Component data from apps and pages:
* * *

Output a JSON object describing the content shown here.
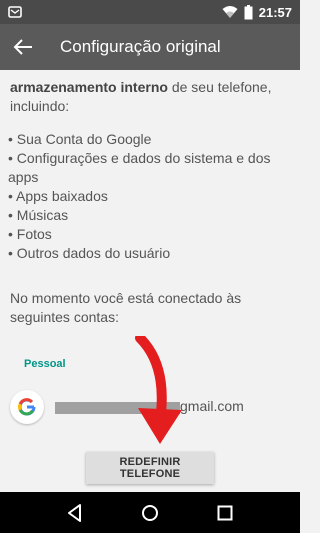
{
  "status": {
    "time": "21:57"
  },
  "appbar": {
    "title": "Configuração original"
  },
  "content": {
    "intro_bold": "armazenamento interno",
    "intro_rest": " de seu telefone, incluindo:",
    "items": [
      "• Sua Conta do Google",
      "• Configurações e dados do sistema e dos",
      "apps",
      "• Apps baixados",
      "• Músicas",
      "• Fotos",
      "• Outros dados do usuário"
    ],
    "connected_text": "No momento você está conectado às seguintes contas:",
    "section_label": "Pessoal",
    "account_email_suffix": "gmail.com",
    "reset_button": "REDEFINIR TELEFONE"
  },
  "colors": {
    "accent": "#009688",
    "arrow": "#e41e1e",
    "appbar": "#5a5a5a"
  },
  "icons": [
    "notification-icon",
    "wifi-icon",
    "battery-icon",
    "back-arrow-icon",
    "google-icon",
    "nav-back-icon",
    "nav-home-icon",
    "nav-recents-icon"
  ]
}
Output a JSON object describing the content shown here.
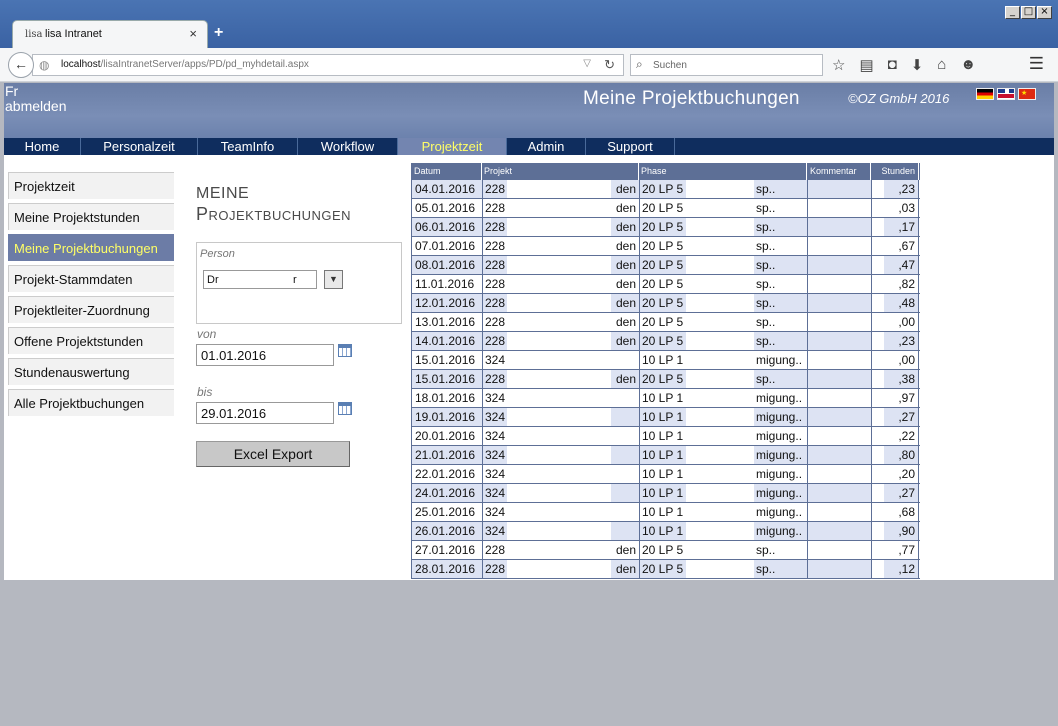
{
  "browser": {
    "tab_logo": "lisa",
    "tab_title": "lisa Intranet",
    "tab_close": "×",
    "new_tab": "+",
    "url_host": "localhost",
    "url_path": "/lisaIntranetServer/apps/PD/pd_myhdetail.aspx",
    "search_placeholder": "Suchen",
    "window_buttons": [
      "_",
      "□",
      "×"
    ]
  },
  "header": {
    "user_line1": "Fr",
    "user_line2": "abmelden",
    "title": "Meine Projektbuchungen",
    "copyright": "©OZ GmbH 2016"
  },
  "menu": [
    {
      "label": "Home",
      "active": false
    },
    {
      "label": "Personalzeit",
      "active": false
    },
    {
      "label": "TeamInfo",
      "active": false
    },
    {
      "label": "Workflow",
      "active": false
    },
    {
      "label": "Projektzeit",
      "active": true
    },
    {
      "label": "Admin",
      "active": false
    },
    {
      "label": "Support",
      "active": false
    }
  ],
  "sidenav": [
    {
      "label": "Projektzeit",
      "active": false
    },
    {
      "label": "Meine Projektstunden",
      "active": false
    },
    {
      "label": "Meine Projektbuchungen",
      "active": true
    },
    {
      "label": "Projekt-Stammdaten",
      "active": false
    },
    {
      "label": "Projektleiter-Zuordnung",
      "active": false
    },
    {
      "label": "Offene Projektstunden",
      "active": false
    },
    {
      "label": "Stundenauswertung",
      "active": false
    },
    {
      "label": "Alle Projektbuchungen",
      "active": false
    }
  ],
  "form": {
    "title_line1": "Meine",
    "title_line2": "Projektbuchungen",
    "person_label": "Person",
    "person_value": "Dr",
    "person_value_end": "r",
    "von_label": "von",
    "von_value": "01.01.2016",
    "bis_label": "bis",
    "bis_value": "29.01.2016",
    "export_label": "Excel Export"
  },
  "table": {
    "headers": [
      "Datum",
      "Projekt",
      "Phase",
      "Kommentar",
      "Stunden"
    ],
    "rows": [
      {
        "datum": "04.01.2016",
        "projekt": "228",
        "projekt_end": "den",
        "phase": "20 LP 5",
        "phase_end": "sp..",
        "kommentar": "",
        "stunden": ",23"
      },
      {
        "datum": "05.01.2016",
        "projekt": "228",
        "projekt_end": "den",
        "phase": "20 LP 5",
        "phase_end": "sp..",
        "kommentar": "",
        "stunden": ",03"
      },
      {
        "datum": "06.01.2016",
        "projekt": "228",
        "projekt_end": "den",
        "phase": "20 LP 5",
        "phase_end": "sp..",
        "kommentar": "",
        "stunden": ",17"
      },
      {
        "datum": "07.01.2016",
        "projekt": "228",
        "projekt_end": "den",
        "phase": "20 LP 5",
        "phase_end": "sp..",
        "kommentar": "",
        "stunden": ",67"
      },
      {
        "datum": "08.01.2016",
        "projekt": "228",
        "projekt_end": "den",
        "phase": "20 LP 5",
        "phase_end": "sp..",
        "kommentar": "",
        "stunden": ",47"
      },
      {
        "datum": "11.01.2016",
        "projekt": "228",
        "projekt_end": "den",
        "phase": "20 LP 5",
        "phase_end": "sp..",
        "kommentar": "",
        "stunden": ",82"
      },
      {
        "datum": "12.01.2016",
        "projekt": "228",
        "projekt_end": "den",
        "phase": "20 LP 5",
        "phase_end": "sp..",
        "kommentar": "",
        "stunden": ",48"
      },
      {
        "datum": "13.01.2016",
        "projekt": "228",
        "projekt_end": "den",
        "phase": "20 LP 5",
        "phase_end": "sp..",
        "kommentar": "",
        "stunden": ",00"
      },
      {
        "datum": "14.01.2016",
        "projekt": "228",
        "projekt_end": "den",
        "phase": "20 LP 5",
        "phase_end": "sp..",
        "kommentar": "",
        "stunden": ",23"
      },
      {
        "datum": "15.01.2016",
        "projekt": "324",
        "projekt_end": "",
        "phase": "10 LP 1",
        "phase_end": "migung..",
        "kommentar": "",
        "stunden": ",00"
      },
      {
        "datum": "15.01.2016",
        "projekt": "228",
        "projekt_end": "den",
        "phase": "20 LP 5",
        "phase_end": "sp..",
        "kommentar": "",
        "stunden": ",38"
      },
      {
        "datum": "18.01.2016",
        "projekt": "324",
        "projekt_end": "",
        "phase": "10 LP 1",
        "phase_end": "migung..",
        "kommentar": "",
        "stunden": ",97"
      },
      {
        "datum": "19.01.2016",
        "projekt": "324",
        "projekt_end": "",
        "phase": "10 LP 1",
        "phase_end": "migung..",
        "kommentar": "",
        "stunden": ",27"
      },
      {
        "datum": "20.01.2016",
        "projekt": "324",
        "projekt_end": "",
        "phase": "10 LP 1",
        "phase_end": "migung..",
        "kommentar": "",
        "stunden": ",22"
      },
      {
        "datum": "21.01.2016",
        "projekt": "324",
        "projekt_end": "",
        "phase": "10 LP 1",
        "phase_end": "migung..",
        "kommentar": "",
        "stunden": ",80"
      },
      {
        "datum": "22.01.2016",
        "projekt": "324",
        "projekt_end": "",
        "phase": "10 LP 1",
        "phase_end": "migung..",
        "kommentar": "",
        "stunden": ",20"
      },
      {
        "datum": "24.01.2016",
        "projekt": "324",
        "projekt_end": "",
        "phase": "10 LP 1",
        "phase_end": "migung..",
        "kommentar": "",
        "stunden": ",27"
      },
      {
        "datum": "25.01.2016",
        "projekt": "324",
        "projekt_end": "",
        "phase": "10 LP 1",
        "phase_end": "migung..",
        "kommentar": "",
        "stunden": ",68"
      },
      {
        "datum": "26.01.2016",
        "projekt": "324",
        "projekt_end": "",
        "phase": "10 LP 1",
        "phase_end": "migung..",
        "kommentar": "",
        "stunden": ",90"
      },
      {
        "datum": "27.01.2016",
        "projekt": "228",
        "projekt_end": "den",
        "phase": "20 LP 5",
        "phase_end": "sp..",
        "kommentar": "",
        "stunden": ",77"
      },
      {
        "datum": "28.01.2016",
        "projekt": "228",
        "projekt_end": "den",
        "phase": "20 LP 5",
        "phase_end": "sp..",
        "kommentar": "",
        "stunden": ",12"
      }
    ]
  },
  "colors": {
    "header_bg": "#6c82ad",
    "menu_bg": "#0f2d5e",
    "active_text": "#ffff66",
    "table_header_bg": "#5d6f96",
    "row_alt_bg": "#dde3f3"
  }
}
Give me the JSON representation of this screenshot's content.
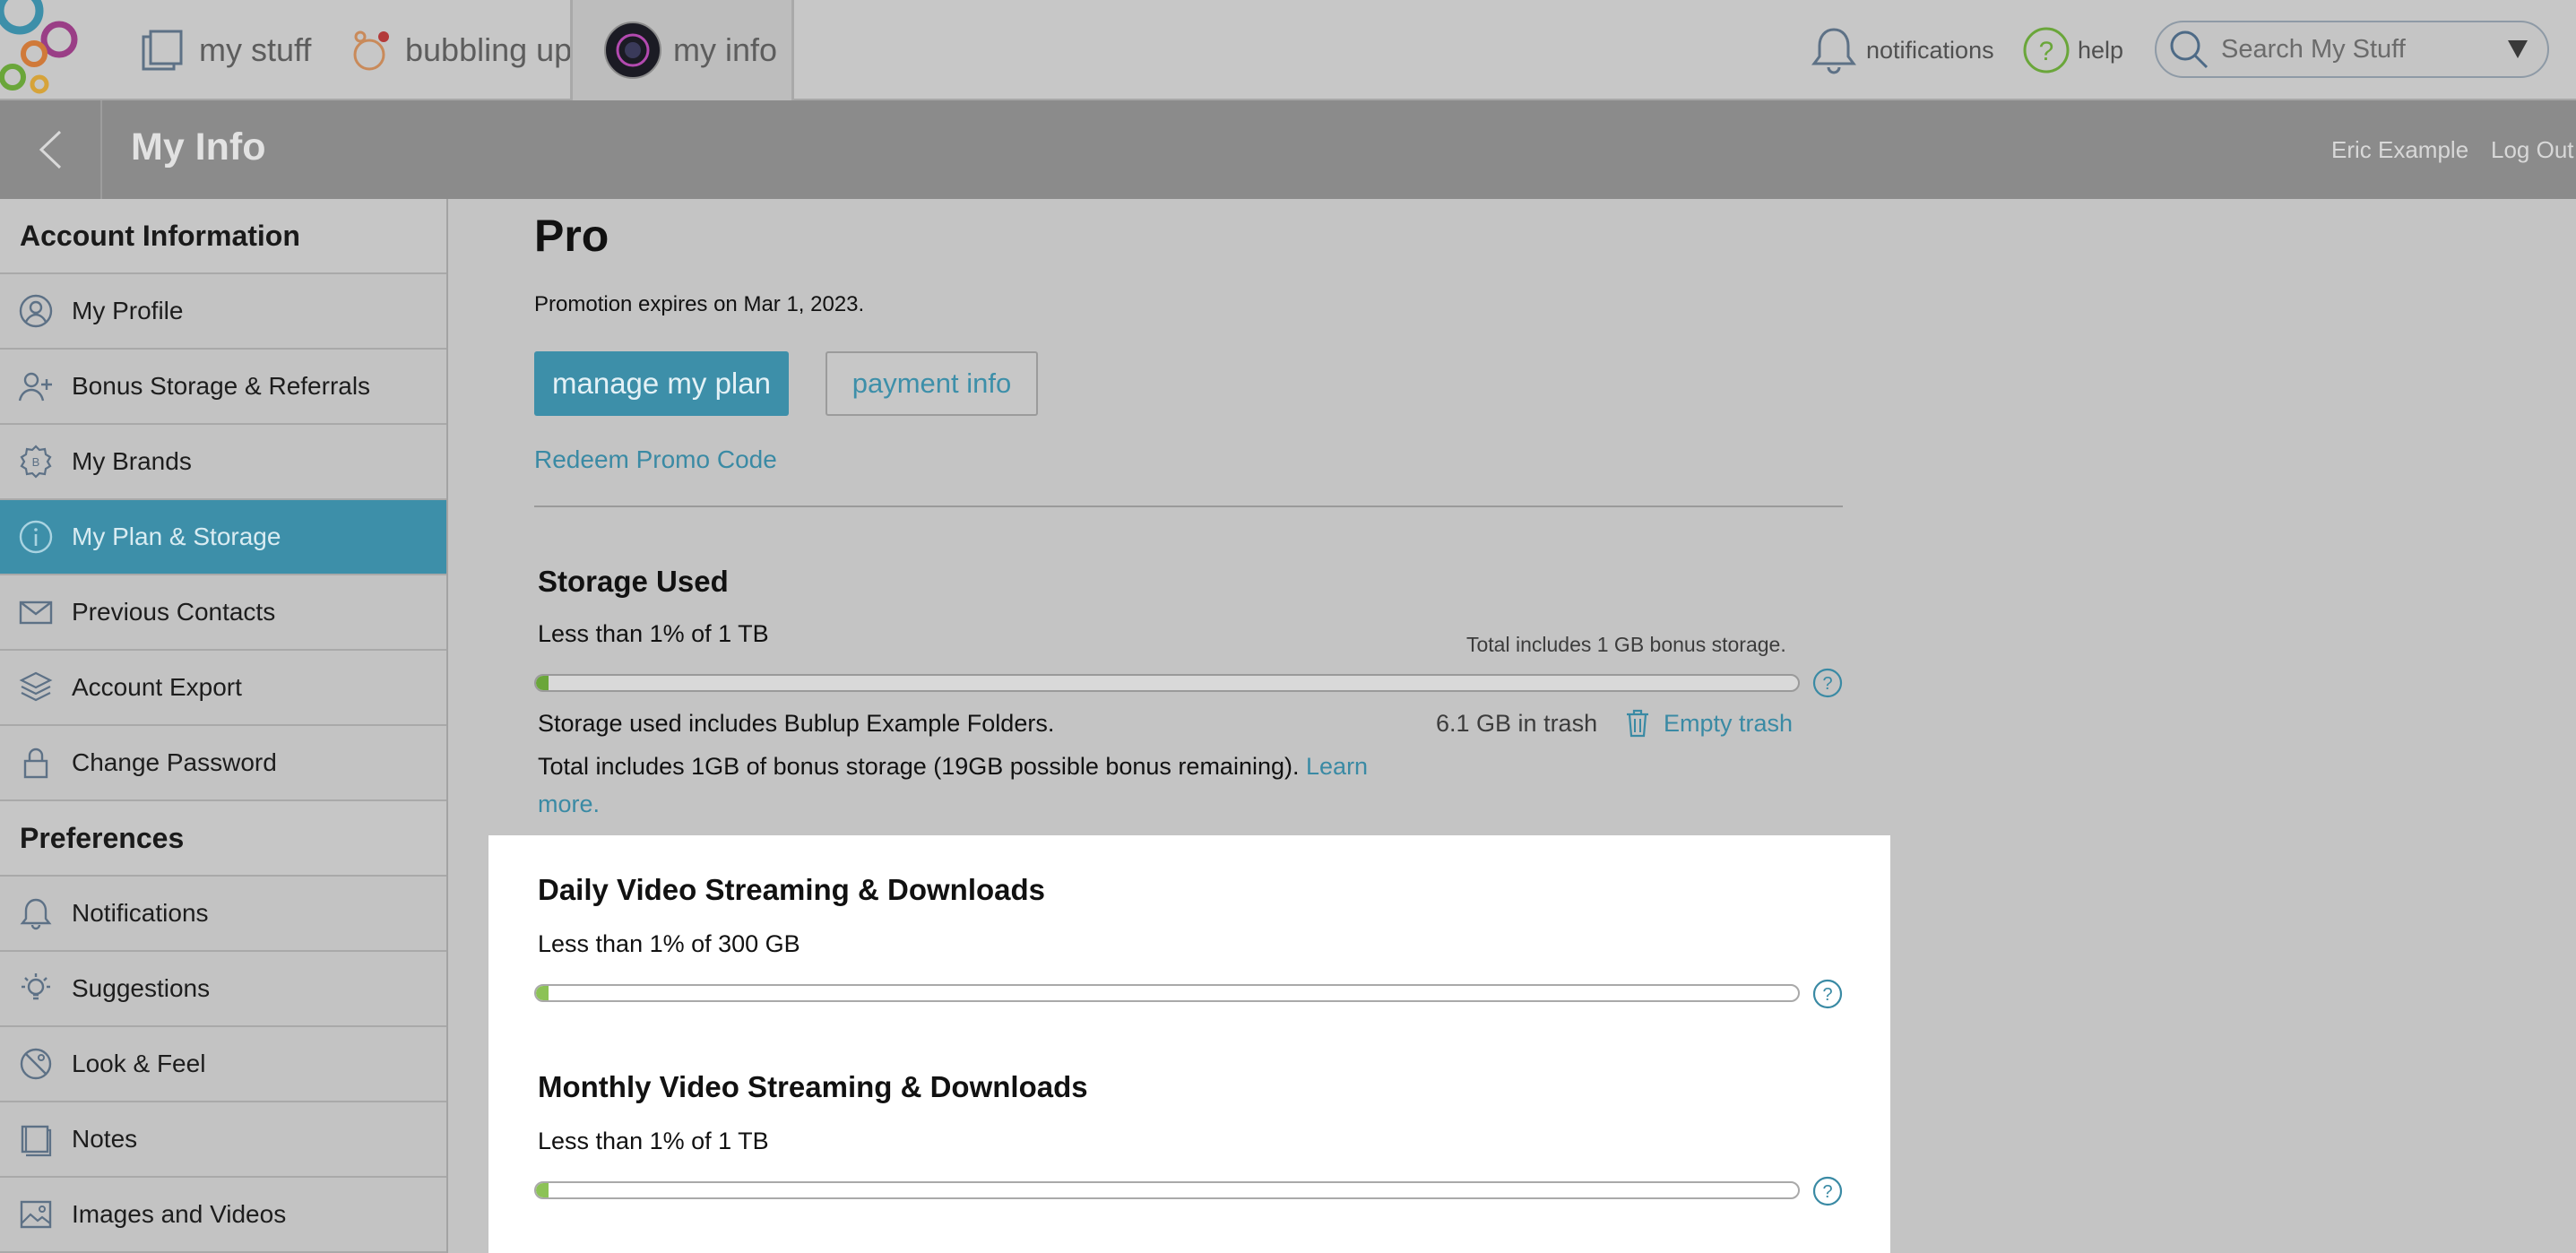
{
  "topnav": {
    "tabs": [
      {
        "label": "my stuff"
      },
      {
        "label": "bubbling up"
      },
      {
        "label": "my info"
      }
    ],
    "notifications_label": "notifications",
    "help_label": "help",
    "search_placeholder": "Search My Stuff"
  },
  "header": {
    "title": "My Info",
    "user_name": "Eric Example",
    "logout_label": "Log Out"
  },
  "sidebar": {
    "sections": [
      {
        "title": "Account Information",
        "items": [
          {
            "label": "My Profile",
            "icon": "user-icon"
          },
          {
            "label": "Bonus Storage & Referrals",
            "icon": "add-user-icon"
          },
          {
            "label": "My Brands",
            "icon": "brand-badge-icon"
          },
          {
            "label": "My Plan & Storage",
            "icon": "info-icon",
            "active": true
          },
          {
            "label": "Previous Contacts",
            "icon": "envelope-icon"
          },
          {
            "label": "Account Export",
            "icon": "layers-icon"
          },
          {
            "label": "Change Password",
            "icon": "lock-icon"
          }
        ]
      },
      {
        "title": "Preferences",
        "items": [
          {
            "label": "Notifications",
            "icon": "bell-icon"
          },
          {
            "label": "Suggestions",
            "icon": "lightbulb-icon"
          },
          {
            "label": "Look & Feel",
            "icon": "palette-icon"
          },
          {
            "label": "Notes",
            "icon": "notebook-icon"
          },
          {
            "label": "Images and Videos",
            "icon": "image-icon"
          }
        ]
      }
    ]
  },
  "plan": {
    "name": "Pro",
    "promotion": "Promotion expires on Mar 1, 2023.",
    "manage_button": "manage my plan",
    "payment_button": "payment info",
    "redeem_link": "Redeem Promo Code"
  },
  "storage": {
    "title": "Storage Used",
    "usage_text": "Less than 1% of 1 TB",
    "bonus_note": "Total includes 1 GB bonus storage.",
    "fraction_used": 0.01,
    "includes_text": "Storage used includes Bublup Example Folders.",
    "bonus_text": "Total includes 1GB of bonus storage (19GB possible bonus remaining).",
    "learn_more": "Learn more.",
    "trash_text": "6.1 GB in trash",
    "empty_trash": "Empty trash"
  },
  "daily_streaming": {
    "title": "Daily Video Streaming & Downloads",
    "usage_text": "Less than 1% of 300 GB",
    "fraction_used": 0.01
  },
  "monthly_streaming": {
    "title": "Monthly Video Streaming & Downloads",
    "usage_text": "Less than 1% of 1 TB",
    "fraction_used": 0.01
  },
  "colors": {
    "accent": "#3d8fa9",
    "progress_fill": "#6aa63a",
    "overlay_gray": "#c4c4c4"
  }
}
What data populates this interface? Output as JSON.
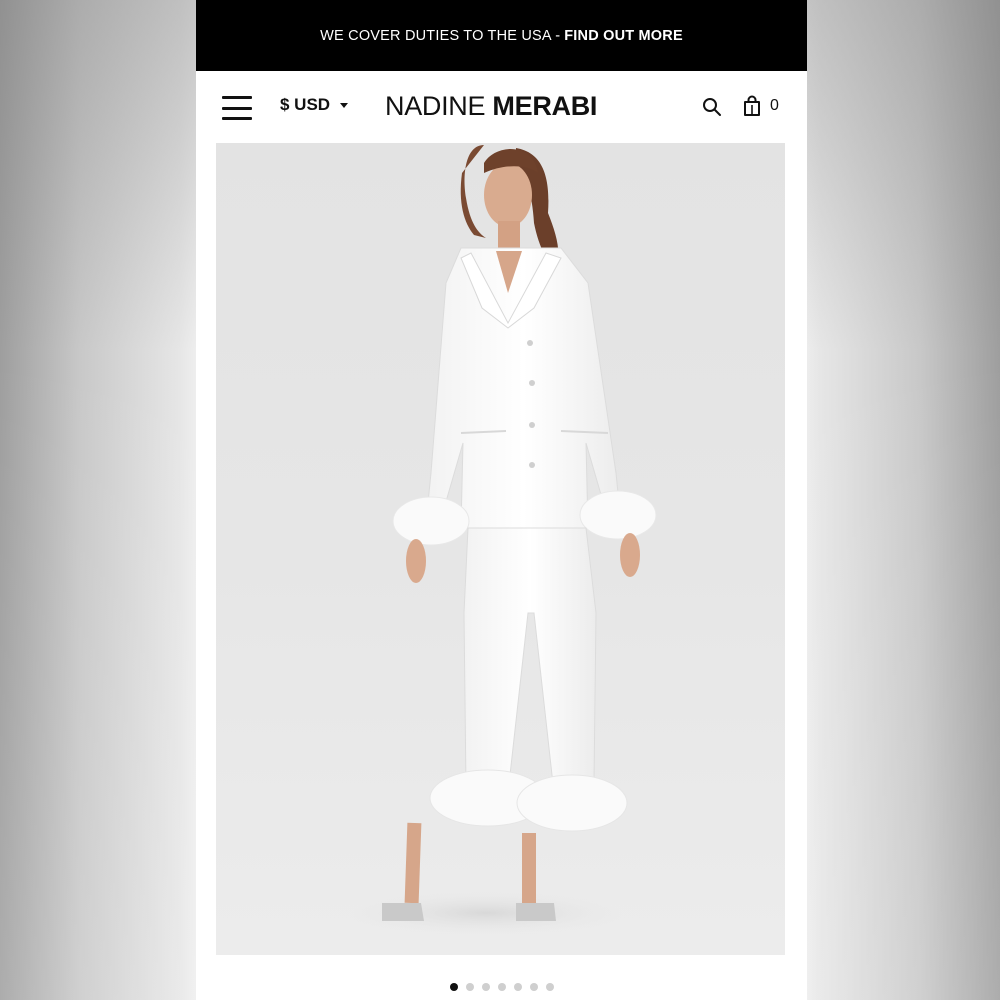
{
  "promo_bar": {
    "text": "WE COVER DUTIES TO THE USA - ",
    "link": "FIND OUT MORE"
  },
  "header": {
    "menu_icon": "hamburger-menu-icon",
    "currency": "$ USD",
    "brand": {
      "light": "NADINE ",
      "bold": "MERABI"
    },
    "search_icon": "search-icon",
    "cart_icon": "shopping-bag-icon",
    "cart_count": "0"
  },
  "gallery": {
    "image_subject": "model-in-white-satin-feather-trim-pajama-set",
    "slide_count": 7,
    "active_slide": 1
  },
  "colors": {
    "promo_bg": "#000000",
    "promo_text": "#ffffff",
    "text": "#111111",
    "dot_active": "#111111",
    "dot_inactive": "#cfcfcf"
  }
}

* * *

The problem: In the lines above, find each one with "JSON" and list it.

Result:
Output a JSON object describing the content shown here.
Output a JSON object describing the content shown here.
Give me the JSON representation of this screenshot's content.
What data populates this interface? Output as JSON.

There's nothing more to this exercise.